EXERCISE DIRECTIONS: Repeat every entry word for word. Images do not belong in the copy.

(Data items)
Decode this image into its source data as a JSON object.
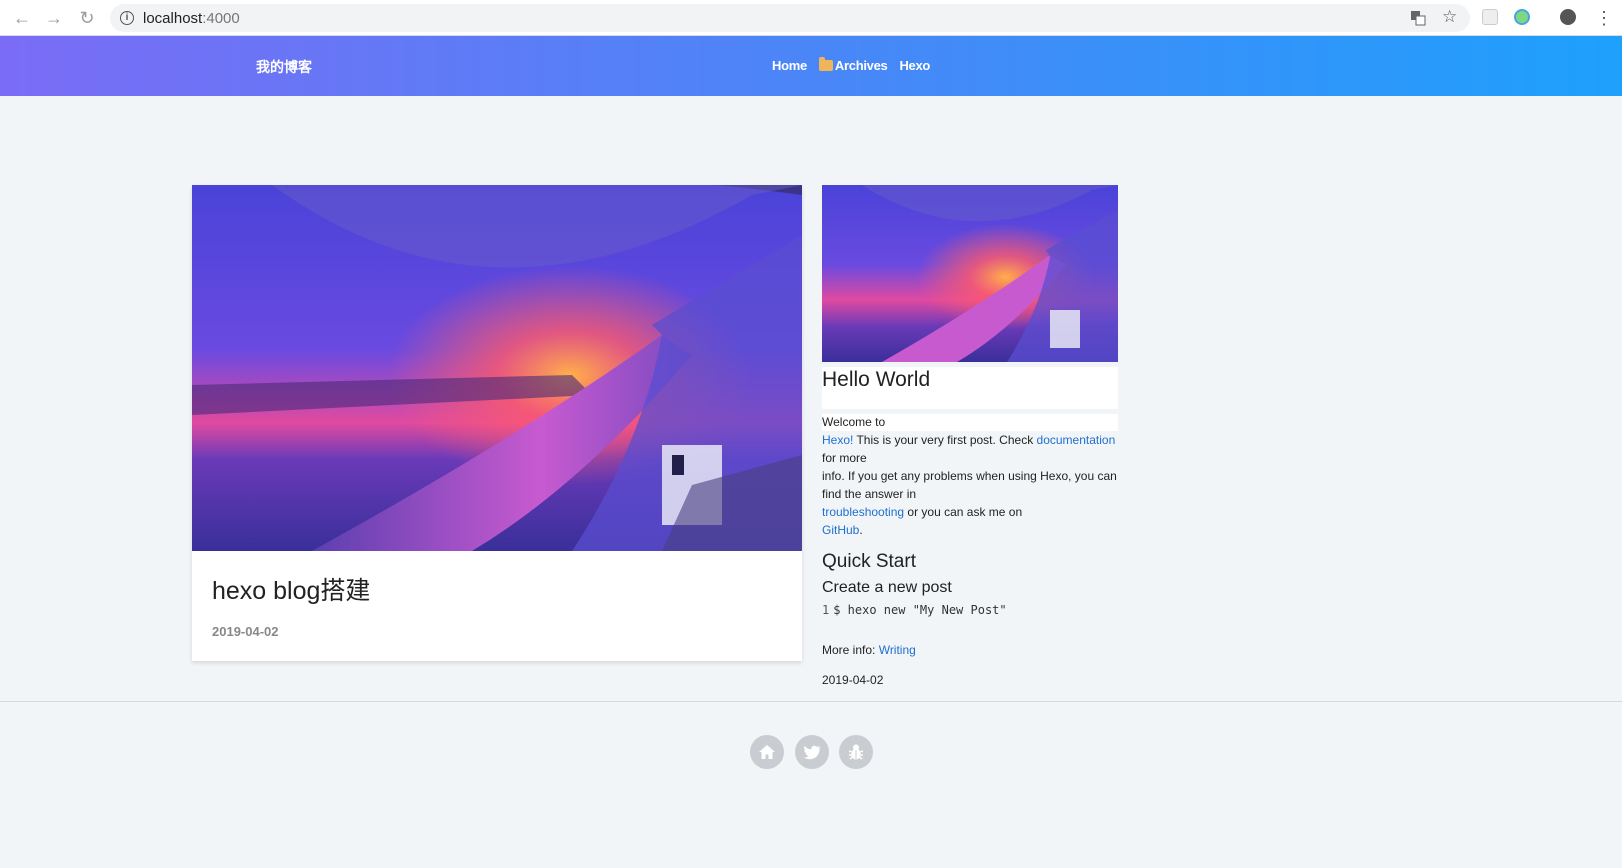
{
  "browser": {
    "url_host": "localhost",
    "url_port": ":4000"
  },
  "header": {
    "brand": "我的博客",
    "menu": [
      {
        "label": "Home"
      },
      {
        "label": "Archives"
      },
      {
        "label": "Hexo"
      }
    ]
  },
  "featured_post": {
    "title": "hexo blog搭建",
    "date": "2019-04-02"
  },
  "side_post": {
    "title": "Hello World",
    "welcome": "Welcome to",
    "hexo_link": "Hexo!",
    "text_after_hexo": " This is your very first post. Check ",
    "doc_link": "documentation",
    "for_more": "for more",
    "info_line": "info. If you get any problems when using Hexo, you can find the answer in",
    "troubleshooting_link": "troubleshooting",
    "ask_text": " or you can ask me on",
    "github_link": "GitHub",
    "period": ".",
    "quick_start": "Quick Start",
    "create_post": "Create a new post",
    "code_line_no": "1",
    "code": "$ hexo new \"My New Post\"",
    "more_info_label": "More info: ",
    "writing_link": "Writing",
    "date": "2019-04-02"
  },
  "footer": {
    "icons": [
      "home-icon",
      "twitter-icon",
      "bug-icon"
    ]
  },
  "colors": {
    "header_start": "#7b6cf6",
    "header_end": "#1ea0fc",
    "link": "#1e6fcf",
    "background": "#f2f5f7"
  }
}
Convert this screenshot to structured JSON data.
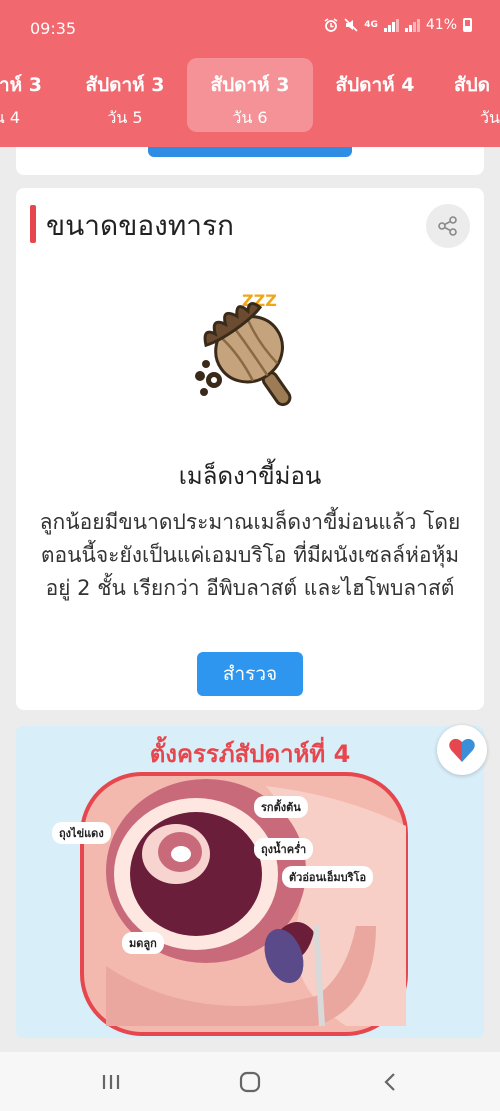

RESPONSE BELOW:
Decode this image into its source data as a JSON object.
{
  "browser": {
    "url_host": "localhost",
    "url_port": ":4000"
  },
  "header": {
    "brand": "我的博客",
    "menu": [
      {
        "label": "Home"
      },
      {
        "label": "Archives"
      },
      {
        "label": "Hexo"
      }
    ]
  },
  "featured_post": {
    "title": "hexo blog搭建",
    "date": "2019-04-02"
  },
  "side_post": {
    "title": "Hello World",
    "welcome": "Welcome to",
    "hexo_link": "Hexo!",
    "text_after_hexo": " This is your very first post. Check ",
    "doc_link": "documentation",
    "for_more": "for more",
    "info_line": "info. If you get any problems when using Hexo, you can find the answer in",
    "troubleshooting_link": "troubleshooting",
    "ask_text": " or you can ask me on",
    "github_link": "GitHub",
    "period": ".",
    "quick_start": "Quick Start",
    "create_post": "Create a new post",
    "code_line_no": "1",
    "code": "$ hexo new \"My New Post\"",
    "more_info_label": "More info: ",
    "writing_link": "Writing",
    "date": "2019-04-02"
  },
  "footer": {
    "icons": [
      "home-icon",
      "twitter-icon",
      "bug-icon"
    ]
  },
  "colors": {
    "header_start": "#7b6cf6",
    "header_end": "#1ea0fc",
    "link": "#1e6fcf",
    "background": "#f2f5f7"
  }
}
Convert this screenshot to structured JSON data.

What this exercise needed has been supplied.